(Component data from apps and pages)
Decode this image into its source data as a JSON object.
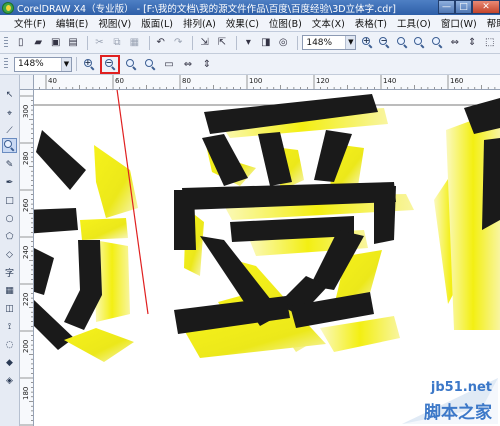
{
  "window": {
    "title": "CorelDRAW X4（专业版） - [F:\\我的文档\\我的源文件作品\\百度\\百度经验\\3D立体字.cdr]",
    "minimize": "—",
    "maximize": "□",
    "close": "✕"
  },
  "menu": [
    "文件(F)",
    "编辑(E)",
    "视图(V)",
    "版面(L)",
    "排列(A)",
    "效果(C)",
    "位图(B)",
    "文本(X)",
    "表格(T)",
    "工具(O)",
    "窗口(W)",
    "帮助(H)"
  ],
  "standard_toolbar": {
    "zoom_value": "148%"
  },
  "property_bar": {
    "zoom_value": "148%"
  },
  "rulers": {
    "top_labels": [
      "40",
      "60",
      "80",
      "100",
      "120",
      "140",
      "160"
    ],
    "left_labels": [
      "300",
      "280",
      "260",
      "240",
      "220",
      "200",
      "180",
      "160"
    ]
  },
  "canvas": {
    "text_art": [
      "我",
      "爱",
      "你"
    ],
    "fill_color": "#1a1a1a",
    "extrude_color": "#f2ee12"
  },
  "watermark": {
    "url": "jb51.net",
    "site": "脚本之家"
  },
  "colors": {
    "titlebar": "#3a69b2",
    "annotation_red": "#e02020"
  }
}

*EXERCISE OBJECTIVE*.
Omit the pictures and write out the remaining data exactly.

*SOLUTION*.
Decode this image into its source data as a JSON object.
{
  "window": {
    "title": "CorelDRAW X4（专业版） - [F:\\我的文档\\我的源文件作品\\百度\\百度经验\\3D立体字.cdr]",
    "minimize": "—",
    "maximize": "□",
    "close": "✕"
  },
  "menu": [
    "文件(F)",
    "编辑(E)",
    "视图(V)",
    "版面(L)",
    "排列(A)",
    "效果(C)",
    "位图(B)",
    "文本(X)",
    "表格(T)",
    "工具(O)",
    "窗口(W)",
    "帮助(H)"
  ],
  "standard_toolbar": {
    "zoom_value": "148%"
  },
  "property_bar": {
    "zoom_value": "148%"
  },
  "rulers": {
    "top_labels": [
      "40",
      "60",
      "80",
      "100",
      "120",
      "140",
      "160"
    ],
    "left_labels": [
      "300",
      "280",
      "260",
      "240",
      "220",
      "200",
      "180",
      "160"
    ]
  },
  "canvas": {
    "text_art": [
      "我",
      "爱",
      "你"
    ],
    "fill_color": "#1a1a1a",
    "extrude_color": "#f2ee12"
  },
  "watermark": {
    "url": "jb51.net",
    "site": "脚本之家"
  },
  "colors": {
    "titlebar": "#3a69b2",
    "annotation_red": "#e02020"
  }
}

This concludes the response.